_INSTRUCTIONS FOR THE TASK_
Omitting all images, output the entries that follow exactly as written.

_DATA IN THIS EXERCISE_
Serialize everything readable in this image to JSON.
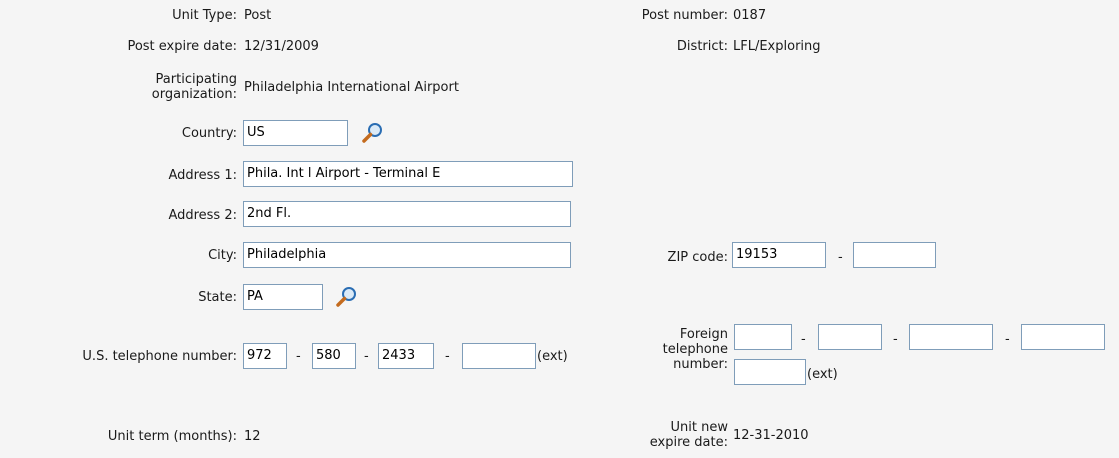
{
  "left": {
    "unit_type": {
      "label": "Unit Type:",
      "value": "Post"
    },
    "post_expire": {
      "label": "Post expire date:",
      "value": "12/31/2009"
    },
    "participating_org": {
      "label_line1": "Participating",
      "label_line2": "organization:",
      "value": "Philadelphia International Airport"
    },
    "country": {
      "label": "Country:",
      "value": "US"
    },
    "address1": {
      "label": "Address 1:",
      "value": "Phila. Int l Airport - Terminal E"
    },
    "address2": {
      "label": "Address 2:",
      "value": "2nd Fl."
    },
    "city": {
      "label": "City:",
      "value": "Philadelphia"
    },
    "state": {
      "label": "State:",
      "value": "PA"
    },
    "us_phone": {
      "label": "U.S. telephone number:",
      "area": "972",
      "prefix": "580",
      "line": "2433",
      "ext": "",
      "ext_label": "(ext)",
      "sep": "-"
    },
    "unit_term": {
      "label": "Unit term (months):",
      "value": "12"
    }
  },
  "right": {
    "post_number": {
      "label": "Post number:",
      "value": "0187"
    },
    "district": {
      "label": "District:",
      "value": "LFL/Exploring"
    },
    "zip": {
      "label": "ZIP code:",
      "value": "19153",
      "ext_value": "",
      "sep": "-"
    },
    "foreign_phone": {
      "label_line1": "Foreign",
      "label_line2": "telephone",
      "label_line3": "number:",
      "f1": "",
      "f2": "",
      "f3": "",
      "f4": "",
      "ext": "",
      "ext_label": "(ext)",
      "sep": "-"
    },
    "new_expire": {
      "label_line1": "Unit new",
      "label_line2": "expire date:",
      "value": "12-31-2010"
    }
  },
  "icons": {
    "lookup": "magnifier-icon"
  }
}
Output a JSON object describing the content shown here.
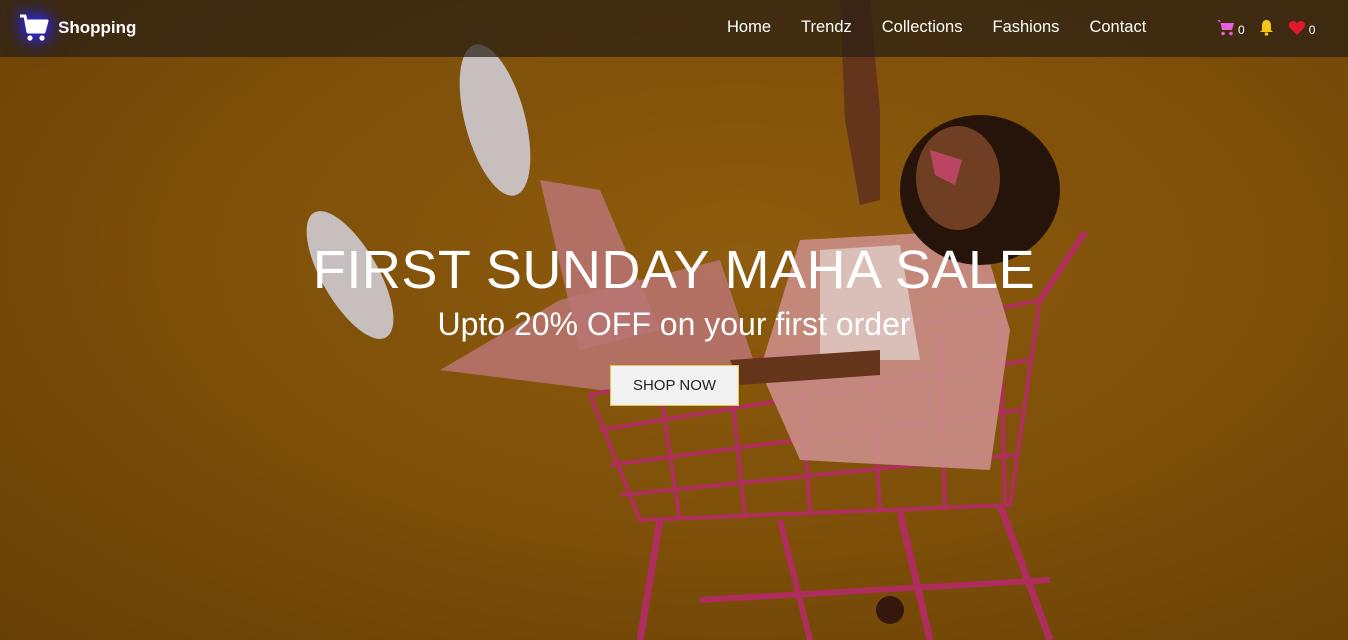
{
  "brand": {
    "name": "Shopping",
    "icon": "cart-icon",
    "icon_color": "#ffffff",
    "glow_color": "#2b2bff"
  },
  "nav": {
    "links": [
      "Home",
      "Trendz",
      "Collections",
      "Fashions",
      "Contact"
    ]
  },
  "nav_icons": {
    "cart": {
      "icon": "cart-icon",
      "color": "#e65ed8",
      "count": "0"
    },
    "notifications": {
      "icon": "bell-icon",
      "color": "#f5c518"
    },
    "wishlist": {
      "icon": "heart-icon",
      "color": "#e0182d",
      "count": "0"
    }
  },
  "hero": {
    "headline": "FIRST SUNDAY MAHA SALE",
    "subline": "Upto 20% OFF on your first order",
    "cta_label": "SHOP NOW",
    "background_color": "#8a5a0c"
  }
}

_RESPONSE AREA_
Serialize everything readable in this image to JSON.
{
  "left": {
    "unit_type": {
      "label": "Unit Type:",
      "value": "Post"
    },
    "post_expire": {
      "label": "Post expire date:",
      "value": "12/31/2009"
    },
    "participating_org": {
      "label_line1": "Participating",
      "label_line2": "organization:",
      "value": "Philadelphia International Airport"
    },
    "country": {
      "label": "Country:",
      "value": "US"
    },
    "address1": {
      "label": "Address 1:",
      "value": "Phila. Int l Airport - Terminal E"
    },
    "address2": {
      "label": "Address 2:",
      "value": "2nd Fl."
    },
    "city": {
      "label": "City:",
      "value": "Philadelphia"
    },
    "state": {
      "label": "State:",
      "value": "PA"
    },
    "us_phone": {
      "label": "U.S. telephone number:",
      "area": "972",
      "prefix": "580",
      "line": "2433",
      "ext": "",
      "ext_label": "(ext)",
      "sep": "-"
    },
    "unit_term": {
      "label": "Unit term (months):",
      "value": "12"
    }
  },
  "right": {
    "post_number": {
      "label": "Post number:",
      "value": "0187"
    },
    "district": {
      "label": "District:",
      "value": "LFL/Exploring"
    },
    "zip": {
      "label": "ZIP code:",
      "value": "19153",
      "ext_value": "",
      "sep": "-"
    },
    "foreign_phone": {
      "label_line1": "Foreign",
      "label_line2": "telephone",
      "label_line3": "number:",
      "f1": "",
      "f2": "",
      "f3": "",
      "f4": "",
      "ext": "",
      "ext_label": "(ext)",
      "sep": "-"
    },
    "new_expire": {
      "label_line1": "Unit new",
      "label_line2": "expire date:",
      "value": "12-31-2010"
    }
  },
  "icons": {
    "lookup": "magnifier-icon"
  }
}
Output a JSON object describing the content shown here.
{
  "brand": {
    "name": "Shopping",
    "icon": "cart-icon",
    "icon_color": "#ffffff",
    "glow_color": "#2b2bff"
  },
  "nav": {
    "links": [
      "Home",
      "Trendz",
      "Collections",
      "Fashions",
      "Contact"
    ]
  },
  "nav_icons": {
    "cart": {
      "icon": "cart-icon",
      "color": "#e65ed8",
      "count": "0"
    },
    "notifications": {
      "icon": "bell-icon",
      "color": "#f5c518"
    },
    "wishlist": {
      "icon": "heart-icon",
      "color": "#e0182d",
      "count": "0"
    }
  },
  "hero": {
    "headline": "FIRST SUNDAY MAHA SALE",
    "subline": "Upto 20% OFF on your first order",
    "cta_label": "SHOP NOW",
    "background_color": "#8a5a0c"
  }
}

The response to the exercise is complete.